Funny thing how repetitive the media can be. For instance the recent claim that the coal bunker fire caused more damage than White Star wanted to admit and contributed to Titanic sinking by weakening the steel, is now going around the world in that all too familiar pattern. It is reported like a new story with headlines that report Titanic’s demise has a new theory. It is not that old since debate on the coal bunker fire has been around for a while. The new claim is that White Star was criminally negligent and ought never to have allowed Titanic to sail. Walter Lord was fond of saying that with Titanic there are many “What If’s.” For instance had they paid more attention to the ice warnings, put more lifeboats on the ship, the lookouts had binoculars and so on much of what happened could have been averted. And this is another one of those type of What If’s.
Over at Bustle they have a listing of the 6 Titanic conspiracy theories. Most are known to Titanic enthusiasts and researchers but here is the list for those who have never seen or heard of them. I am only putting four of the most well known ones on my list.
1) Titanic Switch Theory
No it is not Titanic down there but Olympic. Depending on who is pushing the theory, either the it was done for insurance reasons or to hide something much worse.
2) The Sinking Was Deliberate
This one says Titanic was sunk to kill specific persons (Jacob Astor IV, Benjamin Guggenheim, and Isador Strauss)because they opposed the creation the U.S. Federal Reserve Bank. However things got out of control and more people died as a result. And the Illuminati were involved as well.
A German U-Boat sank Titanic and depending on who is advancing the theory either it was an accident or deliberate.

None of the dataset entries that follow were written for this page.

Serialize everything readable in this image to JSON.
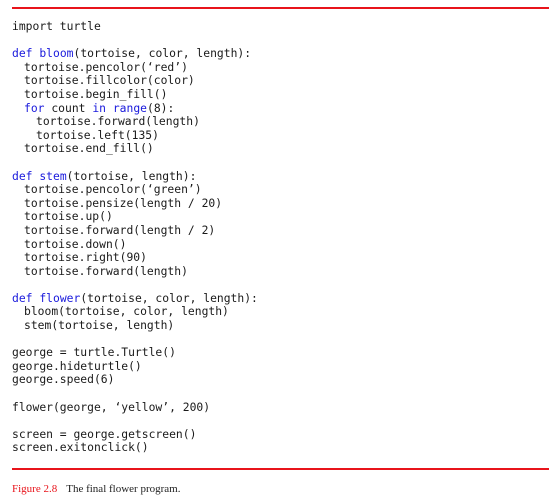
{
  "accent_color": "#e8141b",
  "keyword_color": "#1a1adc",
  "code_lines": [
    {
      "indent": 0,
      "tokens": [
        {
          "t": "import turtle",
          "kw": false
        }
      ]
    },
    {
      "indent": 0,
      "tokens": []
    },
    {
      "indent": 0,
      "tokens": [
        {
          "t": "def ",
          "kw": true
        },
        {
          "t": "bloom",
          "kw": true
        },
        {
          "t": "(tortoise, color, length):",
          "kw": false
        }
      ]
    },
    {
      "indent": 1,
      "tokens": [
        {
          "t": "tortoise.pencolor(‘red’)",
          "kw": false
        }
      ]
    },
    {
      "indent": 1,
      "tokens": [
        {
          "t": "tortoise.fillcolor(color)",
          "kw": false
        }
      ]
    },
    {
      "indent": 1,
      "tokens": [
        {
          "t": "tortoise.begin_fill()",
          "kw": false
        }
      ]
    },
    {
      "indent": 1,
      "tokens": [
        {
          "t": "for",
          "kw": true
        },
        {
          "t": " count ",
          "kw": false
        },
        {
          "t": "in",
          "kw": true
        },
        {
          "t": " ",
          "kw": false
        },
        {
          "t": "range",
          "kw": true
        },
        {
          "t": "(8):",
          "kw": false
        }
      ]
    },
    {
      "indent": 2,
      "tokens": [
        {
          "t": "tortoise.forward(length)",
          "kw": false
        }
      ]
    },
    {
      "indent": 2,
      "tokens": [
        {
          "t": "tortoise.left(135)",
          "kw": false
        }
      ]
    },
    {
      "indent": 1,
      "tokens": [
        {
          "t": "tortoise.end_fill()",
          "kw": false
        }
      ]
    },
    {
      "indent": 0,
      "tokens": []
    },
    {
      "indent": 0,
      "tokens": [
        {
          "t": "def ",
          "kw": true
        },
        {
          "t": "stem",
          "kw": true
        },
        {
          "t": "(tortoise, length):",
          "kw": false
        }
      ]
    },
    {
      "indent": 1,
      "tokens": [
        {
          "t": "tortoise.pencolor(‘green’)",
          "kw": false
        }
      ]
    },
    {
      "indent": 1,
      "tokens": [
        {
          "t": "tortoise.pensize(length / 20)",
          "kw": false
        }
      ]
    },
    {
      "indent": 1,
      "tokens": [
        {
          "t": "tortoise.up()",
          "kw": false
        }
      ]
    },
    {
      "indent": 1,
      "tokens": [
        {
          "t": "tortoise.forward(length / 2)",
          "kw": false
        }
      ]
    },
    {
      "indent": 1,
      "tokens": [
        {
          "t": "tortoise.down()",
          "kw": false
        }
      ]
    },
    {
      "indent": 1,
      "tokens": [
        {
          "t": "tortoise.right(90)",
          "kw": false
        }
      ]
    },
    {
      "indent": 1,
      "tokens": [
        {
          "t": "tortoise.forward(length)",
          "kw": false
        }
      ]
    },
    {
      "indent": 0,
      "tokens": []
    },
    {
      "indent": 0,
      "tokens": [
        {
          "t": "def ",
          "kw": true
        },
        {
          "t": "flower",
          "kw": true
        },
        {
          "t": "(tortoise, color, length):",
          "kw": false
        }
      ]
    },
    {
      "indent": 1,
      "tokens": [
        {
          "t": "bloom(tortoise, color, length)",
          "kw": false
        }
      ]
    },
    {
      "indent": 1,
      "tokens": [
        {
          "t": "stem(tortoise, length)",
          "kw": false
        }
      ]
    },
    {
      "indent": 0,
      "tokens": []
    },
    {
      "indent": 0,
      "tokens": [
        {
          "t": "george = turtle.Turtle()",
          "kw": false
        }
      ]
    },
    {
      "indent": 0,
      "tokens": [
        {
          "t": "george.hideturtle()",
          "kw": false
        }
      ]
    },
    {
      "indent": 0,
      "tokens": [
        {
          "t": "george.speed(6)",
          "kw": false
        }
      ]
    },
    {
      "indent": 0,
      "tokens": []
    },
    {
      "indent": 0,
      "tokens": [
        {
          "t": "flower(george, ‘yellow’, 200)",
          "kw": false
        }
      ]
    },
    {
      "indent": 0,
      "tokens": []
    },
    {
      "indent": 0,
      "tokens": [
        {
          "t": "screen = george.getscreen()",
          "kw": false
        }
      ]
    },
    {
      "indent": 0,
      "tokens": [
        {
          "t": "screen.exitonclick()",
          "kw": false
        }
      ]
    }
  ],
  "caption": {
    "figure_number": "Figure 2.8",
    "text": "The final flower program."
  }
}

4) That Old Standby: Mummy Curse
A cursed mummy was aboard Titanic and that curse means Titanic and all aboard were doomed. Except there was no Egyptian mummy aboard and its story can be traced back to those trying to stir up a story for their own use.
Epiphany or Three Kings Day is January 6 and as the Twelfth Night officially ends the Christmas season. It is a day to celebrate the baptism of Jesus and the arrival of The Magi (Three Kings or Wise Men). In the Middle Ages Christmas was celebrated from Christmas Eve to January 6. And Epiphany Day was a major celebration well into the mid 19th century when its importance diminished. The Catholic Church no longer requires January 6 to be celebrated as a solemnity and celebrates it on the Sunday that follows it. Some Protestant churches celebrate the Epiphany season from January 6 till Ash Wednesday. Orthodox Christians celebrate it on January 19 as they follow the Julian calendar.
In many Spanish speaking countries, Dia de los Reyes (Three Kings’ Day)is celebrated with special foods and gatherings. Many European countries have their own unique observances as well. Children often gets treats or presents on this day. In Italy, La Befana flies through the night on January 5 on a broomstick to deliver gifts to good kids and give coal to the bad ones.